Act. Their aim, and the next step to strengthening the EITC, is to increase the credit for childless workers to an amount closer to that for families with children to augment the direct work incentive and help counter poverty among the working poor.
Wage stagnation over the past several decades has excluded households in the 20th percentile of the income distribution from a 68% growth of GDP per person. Wages have only increased by 6.9%—not nearly enough to ensure every hard-working American is fairly
compensated for their labor. Crafted with assistance from the Center on Budget and Policy Priorities and evaluated by the Urban-Brookings Tax Policy Center and the Center for American Progress, this expansion of the EITC will jumpstart consumer demand and
increase overall economic growth. As stated by
Neil Irwin describing a similar plan, the EITC expansion will “replace every dime of income that the bottom 20 percent of earners have lost compared with the average family since 1979.”
This bill seeks to address the most glaring issue with the current EITC, which is its almost complete exclusion of childless adults due to the credit being so small. This expansion proposal significantly increases the amount of credit available for childless
workers and gives working families an overdue tax break. The legislation would increase the maximum credit from:
- $510 with no qualifying children to $3,000;
- $3,400 with one qualifying child to $6,528;

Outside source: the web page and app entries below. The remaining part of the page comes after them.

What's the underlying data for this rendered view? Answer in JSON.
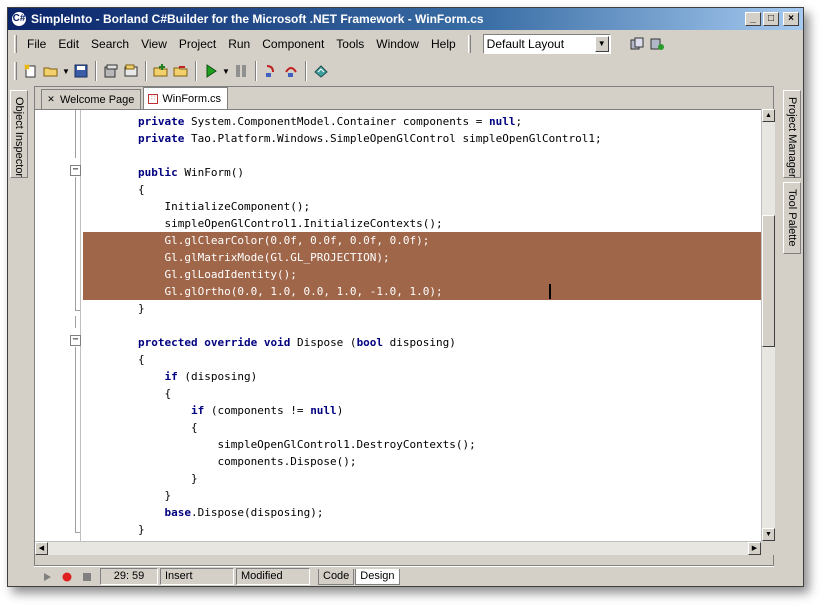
{
  "window": {
    "title": "SimpleInto - Borland C#Builder for the Microsoft .NET Framework - WinForm.cs",
    "app_icon": "C#",
    "controls": {
      "minimize": "_",
      "maximize": "□",
      "close": "×"
    }
  },
  "menu": {
    "items": [
      "File",
      "Edit",
      "Search",
      "View",
      "Project",
      "Run",
      "Component",
      "Tools",
      "Window",
      "Help"
    ],
    "layout_select": "Default Layout"
  },
  "toolbar": {
    "icons": [
      "new-items-icon",
      "open-icon",
      "save-icon",
      "save-all-icon",
      "open-project-icon",
      "add-file-icon",
      "remove-file-icon",
      "run-icon",
      "pause-icon",
      "step-over-icon",
      "trace-into-icon",
      "help-icon"
    ]
  },
  "left_panel": {
    "object_inspector": "Object Inspector"
  },
  "right_panel": {
    "project_manager": "Project Manager",
    "tool_palette": "Tool Palette"
  },
  "tabs": [
    {
      "label": "Welcome Page",
      "icon": "close-x-icon"
    },
    {
      "label": "WinForm.cs",
      "icon": "form-file-icon",
      "active": true
    }
  ],
  "code": [
    [
      {
        "t": "        "
      },
      {
        "k": "private"
      },
      {
        "t": " System.ComponentModel.Container components = "
      },
      {
        "k": "null"
      },
      {
        "t": ";"
      }
    ],
    [
      {
        "t": "        "
      },
      {
        "k": "private"
      },
      {
        "t": " Tao.Platform.Windows.SimpleOpenGlControl simpleOpenGlControl1;"
      }
    ],
    [],
    [
      {
        "t": "        "
      },
      {
        "k": "public"
      },
      {
        "t": " WinForm()"
      }
    ],
    [
      {
        "t": "        {"
      }
    ],
    [
      {
        "t": "            InitializeComponent();"
      }
    ],
    [
      {
        "t": "            simpleOpenGlControl1.InitializeContexts();"
      }
    ],
    [
      {
        "t": "            Gl.glClearColor(0.0f, 0.0f, 0.0f, 0.0f);"
      }
    ],
    [
      {
        "t": "            Gl.glMatrixMode(Gl.GL_PROJECTION);"
      }
    ],
    [
      {
        "t": "            Gl.glLoadIdentity();"
      }
    ],
    [
      {
        "t": "            Gl.glOrtho(0.0, 1.0, 0.0, 1.0, -1.0, 1.0);"
      }
    ],
    [
      {
        "t": "        }"
      }
    ],
    [],
    [
      {
        "t": "        "
      },
      {
        "k": "protected"
      },
      {
        "t": " "
      },
      {
        "k": "override"
      },
      {
        "t": " "
      },
      {
        "k": "void"
      },
      {
        "t": " Dispose ("
      },
      {
        "k": "bool"
      },
      {
        "t": " disposing)"
      }
    ],
    [
      {
        "t": "        {"
      }
    ],
    [
      {
        "t": "            "
      },
      {
        "k": "if"
      },
      {
        "t": " (disposing)"
      }
    ],
    [
      {
        "t": "            {"
      }
    ],
    [
      {
        "t": "                "
      },
      {
        "k": "if"
      },
      {
        "t": " (components != "
      },
      {
        "k": "null"
      },
      {
        "t": ")"
      }
    ],
    [
      {
        "t": "                {"
      }
    ],
    [
      {
        "t": "                    simpleOpenGlControl1.DestroyContexts();"
      }
    ],
    [
      {
        "t": "                    components.Dispose();"
      }
    ],
    [
      {
        "t": "                }"
      }
    ],
    [
      {
        "t": "            }"
      }
    ],
    [
      {
        "t": "            "
      },
      {
        "k": "base"
      },
      {
        "t": ".Dispose(disposing);"
      }
    ],
    [
      {
        "t": "        }"
      }
    ]
  ],
  "selected_lines": [
    7,
    8,
    9,
    10
  ],
  "status": {
    "position": "29: 59",
    "mode": "Insert",
    "state": "Modified",
    "view_tabs": [
      "Code",
      "Design"
    ],
    "active_view": "Design"
  },
  "colors": {
    "selection": "#a0664a",
    "keyword": "#000080",
    "chrome": "#d4d0c8"
  }
}
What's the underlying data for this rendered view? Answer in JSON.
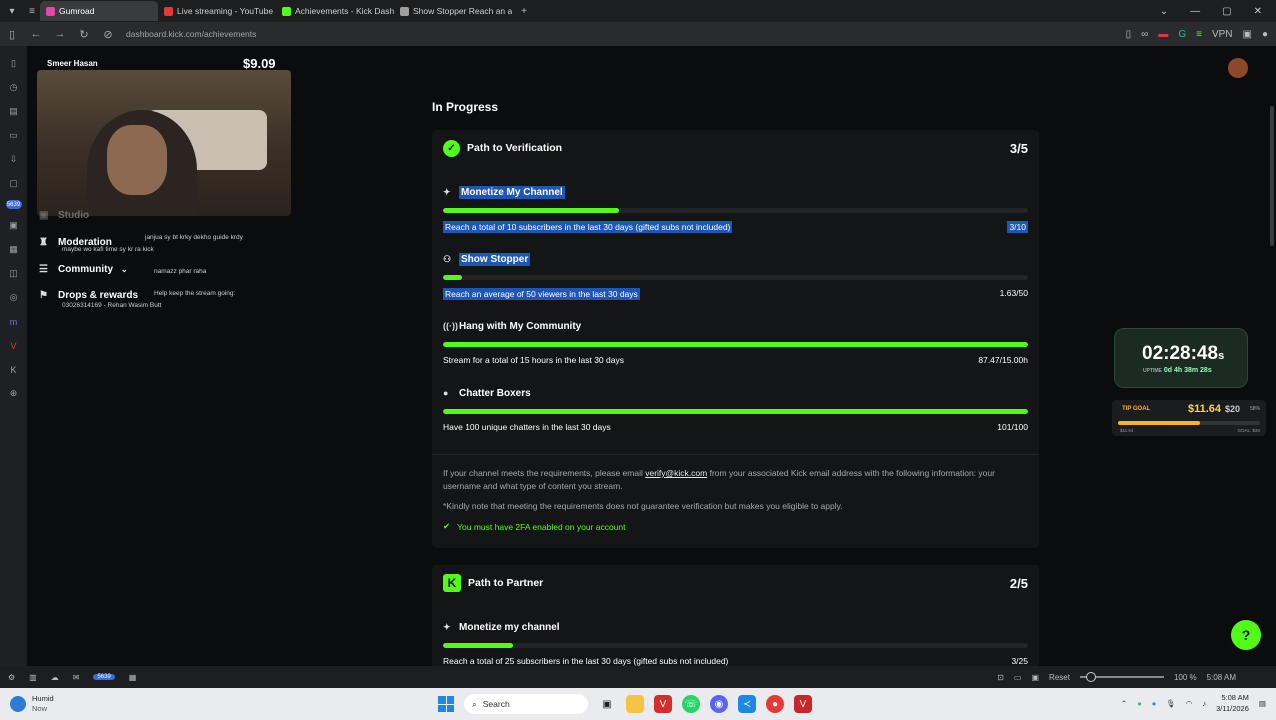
{
  "browser": {
    "tabs": [
      {
        "label": "Gumroad",
        "active": true,
        "color": "#e04aa0"
      },
      {
        "label": "Live streaming - YouTube S",
        "active": false,
        "color": "#e53935"
      },
      {
        "label": "Achievements - Kick Dashb",
        "active": false,
        "color": "#53fc18"
      },
      {
        "label": "Show Stopper Reach an ave",
        "active": false,
        "color": "#9e9e9e"
      }
    ],
    "new_tab": "+",
    "url": "dashboard.kick.com/achievements"
  },
  "stream_overlay": {
    "streamer_text": "Smeer Hasan",
    "money": "$9.09",
    "menu": [
      {
        "label": "Studio"
      },
      {
        "label": "Moderation"
      },
      {
        "label": "Community"
      },
      {
        "label": "Drops & rewards"
      }
    ],
    "chat": [
      "janjua sy bt krky dekho guide krdy",
      "maybe wo kafi time sy kr ra kick",
      "namazz phar raha",
      "Help keep the stream going:",
      "03026314169 - Rehan Wasim Butt"
    ]
  },
  "main": {
    "section_title": "In Progress",
    "verification": {
      "title": "Path to Verification",
      "count": "3/5",
      "achievements": [
        {
          "name": "Monetize My Channel",
          "desc": "Reach a total of 10 subscribers in the last 30 days (gifted subs not included)",
          "value": "3/10",
          "progress": 0.3,
          "icon": "sparkle-icon"
        },
        {
          "name": "Show Stopper",
          "desc": "Reach an average of 50 viewers in the last 30 days",
          "value": "1.63/50",
          "progress": 0.033,
          "icon": "people-icon"
        },
        {
          "name": "Hang with My Community",
          "desc": "Stream for a total of 15 hours in the last 30 days",
          "value": "87.47/15.00h",
          "progress": 1.0,
          "icon": "broadcast-icon"
        },
        {
          "name": "Chatter Boxers",
          "desc": "Have 100 unique chatters in the last 30 days",
          "value": "101/100",
          "progress": 1.0,
          "icon": "chat-icon"
        }
      ],
      "info_pre": "If your channel meets the requirements, please email ",
      "info_email": "verify@kick.com",
      "info_post": " from your associated Kick email address with the following information: your username and what type of content you stream.",
      "note": "*Kindly note that meeting the requirements does not guarantee verification but makes you eligible to apply.",
      "tfa": "You must have 2FA enabled on your account"
    },
    "partner": {
      "title": "Path to Partner",
      "count": "2/5",
      "achievements": [
        {
          "name": "Monetize my channel",
          "desc": "Reach a total of 25 subscribers in the last 30 days (gifted subs not included)",
          "value": "3/25",
          "progress": 0.12
        }
      ]
    }
  },
  "widgets": {
    "timer": "02:28:48",
    "timer_suffix": "s",
    "uptime_label": "UPTIME",
    "uptime": "0d 4h 38m 28s",
    "tip_label": "TIP GOAL",
    "tip_amount": "$11.64",
    "tip_goal": "$20",
    "tip_pct": "58%",
    "tip_progress": 0.58,
    "tip_raised": "$11.64",
    "tip_goal_small": "GOAL: $20"
  },
  "statusbar": {
    "badge": "5639",
    "reset": "Reset",
    "zoom": "100 %",
    "time": "5:08 AM"
  },
  "taskbar": {
    "weather_title": "Humid",
    "weather_sub": "Now",
    "search": "Search",
    "time": "5:08 AM",
    "date": "3/11/2026"
  },
  "rail": {
    "badge": "5639"
  }
}
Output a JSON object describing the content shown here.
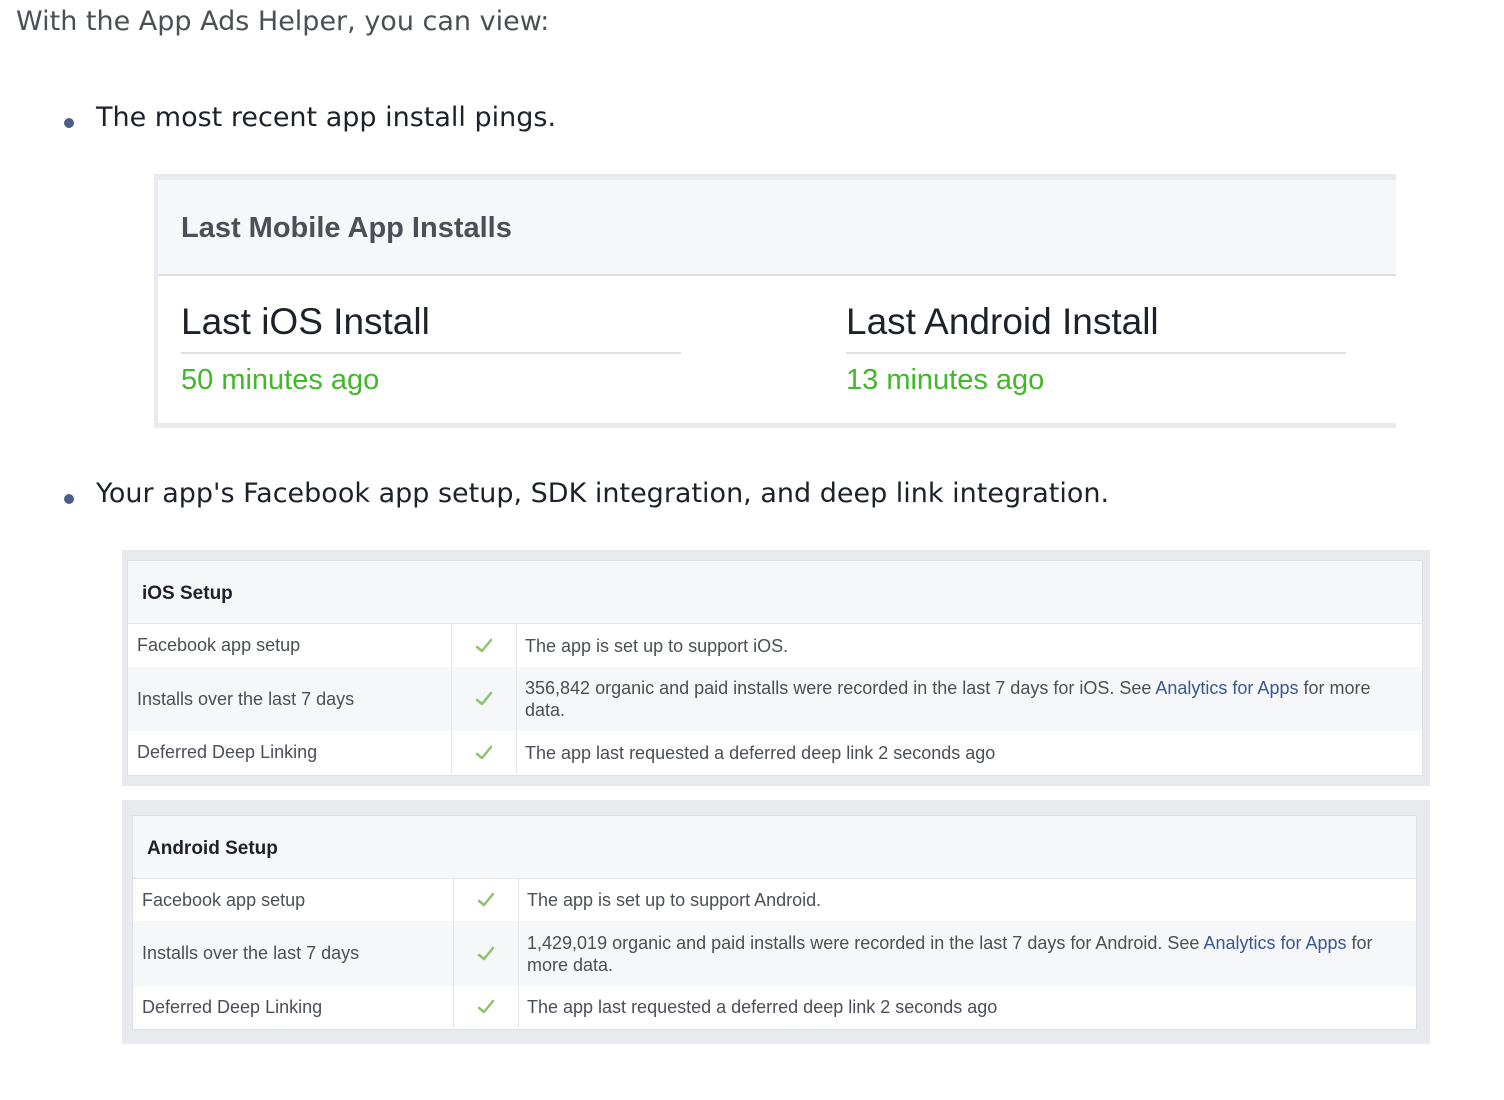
{
  "intro": "With the App Ads Helper, you can view:",
  "bullets": [
    "The most recent app install pings.",
    "Your app's Facebook app setup, SDK integration, and deep link integration."
  ],
  "installs": {
    "title": "Last Mobile App Installs",
    "ios_label": "Last iOS Install",
    "ios_value": "50 minutes ago",
    "android_label": "Last Android Install",
    "android_value": "13 minutes ago"
  },
  "ios_setup": {
    "title": "iOS Setup",
    "rows": [
      {
        "label": "Facebook app setup",
        "desc_pre": "The app is set up to support iOS.",
        "link": "",
        "desc_post": ""
      },
      {
        "label": "Installs over the last 7 days",
        "desc_pre": "356,842 organic and paid installs were recorded in the last 7 days for iOS. See ",
        "link": "Analytics for Apps",
        "desc_post": " for more data."
      },
      {
        "label": "Deferred Deep Linking",
        "desc_pre": "The app last requested a deferred deep link 2 seconds ago",
        "link": "",
        "desc_post": ""
      }
    ]
  },
  "android_setup": {
    "title": "Android Setup",
    "rows": [
      {
        "label": "Facebook app setup",
        "desc_pre": "The app is set up to support Android.",
        "link": "",
        "desc_post": ""
      },
      {
        "label": "Installs over the last 7 days",
        "desc_pre": "1,429,019 organic and paid installs were recorded in the last 7 days for Android. See ",
        "link": "Analytics for Apps",
        "desc_post": " for more data."
      },
      {
        "label": "Deferred Deep Linking",
        "desc_pre": "The app last requested a deferred deep link 2 seconds ago",
        "link": "",
        "desc_post": ""
      }
    ]
  },
  "colors": {
    "success": "#42b72a",
    "link": "#365899",
    "check": "#8dc26f"
  },
  "icons": {
    "status": "check-icon"
  }
}
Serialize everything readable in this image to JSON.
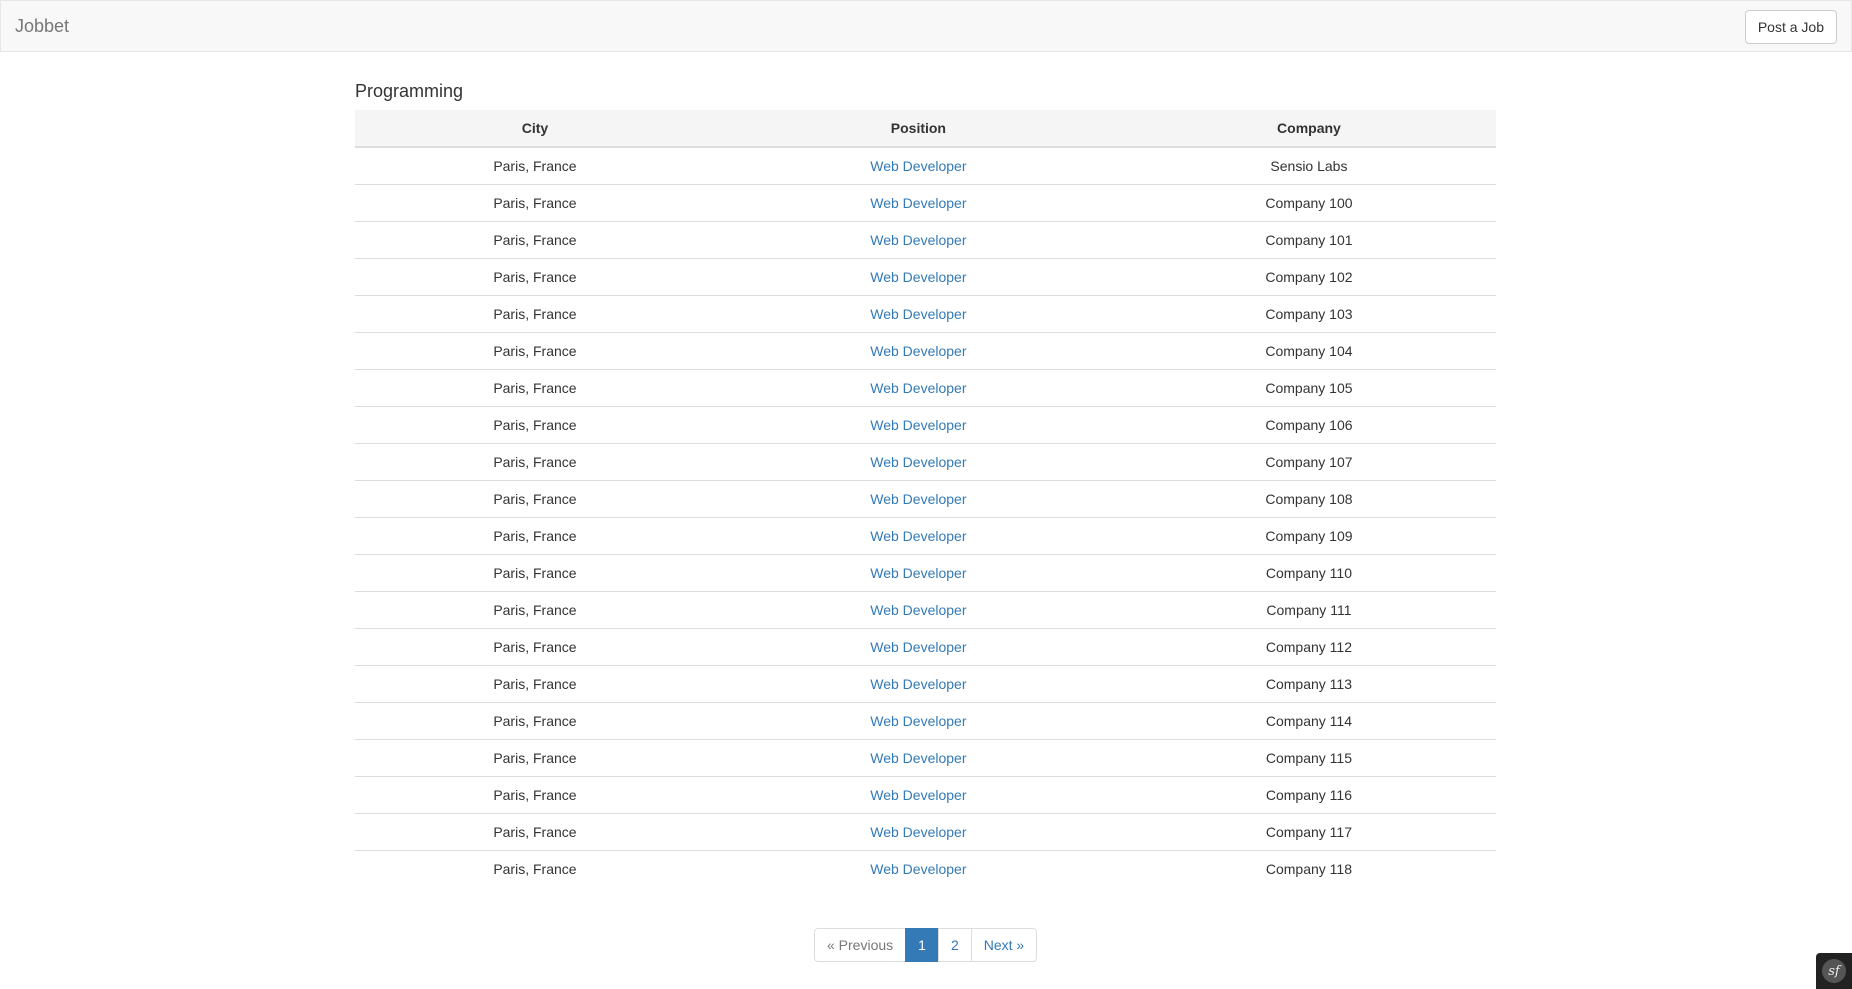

- $5,616 with two qualifying children to $10,783; and
- $6,318 with three or more qualifying children to $12,131.
Given Americans live pay-check to pay-check, the expansion includes a provision that would provide an Early Refund EITC. Advances would be capped at $500 and subtracted from the recipient’s annual EITC credit. An early refund makes it easier for folks to
pay their monthly bills rather than receiving a lump sum once a year and having to rely on payday loans.
We need more than incremental policies to help American working families. While the EITC expansion is a good first step, it must be coupled with other bold ideas such as an increase in the minimum wage and stronger collective bargaining rights for workers.
These bold initiatives together are needed to fully address the critical issues facing working Americans.
If you would like to be an original cosponsor or have any questions, please contact Chris Schloesser in my office at
Member of Congress
e-Dear Colleague version 2.0